Your background and philosophy doesn't echo the traditional resume of a furniture designer—how did your interest in the field begin?
At the very beginning around 2008-2009, I was conducting lots of research around digital design and fabrication. At that time parametric and computer generated design were starting to take important roles in the field of design, so I thought this was a promising area to do tests. I thought furniture might be an appropriate field, especially the chair, in that it is the most over-designed object and easy to test new ideas on it.
That is how I began designing furniture. After 7 years, I am still doing many digital tests in this field—in addition to furniture, I'm also working in the fields of digital artwork and sculpture.
Technology allows us more than ever to produce things we have imagined in our heads. How do you think digital rendering technologies have changed the definition of this craft and the role of the designer? How has it presented new opportunities?
Rendering technologies are just a small part of digital design—it's like a 3D visual effect. Overall, I think digital technologies have changed the role of designers quite a bit, as more and more smart software is being developed for human's needs. More advanced computer-aid softwares allow designers to design increasingly complicated objects. In the near future, the AI designer might be more prevalent than any other type of designer!
So yes, I think the role of designer is changing; designers at this point need to understand digital language and work with computers. Thus, I think it is a great opportunity for new generation designers to explore digital technologies in a variety of fields such as artificial intelligence, interaction design, digital fabrication and so on.
What are you hoping to see in the entries of the Design Awards this year?

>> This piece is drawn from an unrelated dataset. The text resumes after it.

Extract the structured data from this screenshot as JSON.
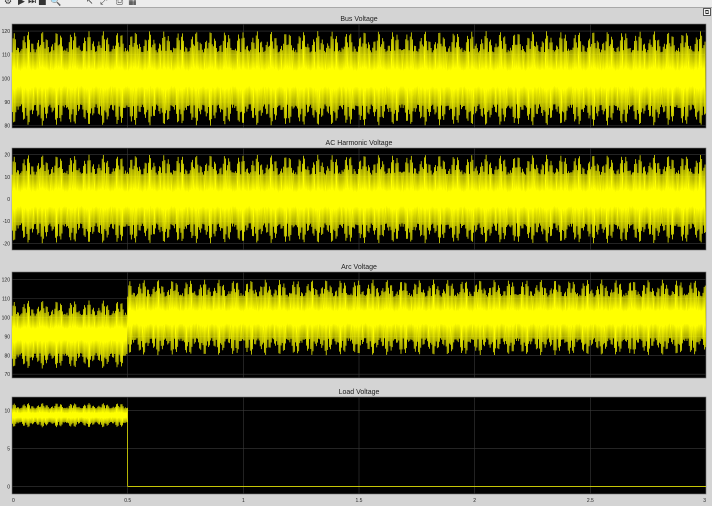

First of all, I would be most interested to see some revolutionary designs—projects presenting a different way of thinking and making that propel us into the future. I would also be happy to see some clever designs, including different ways of solving familiar problems, groundbreaking new styles, and so on.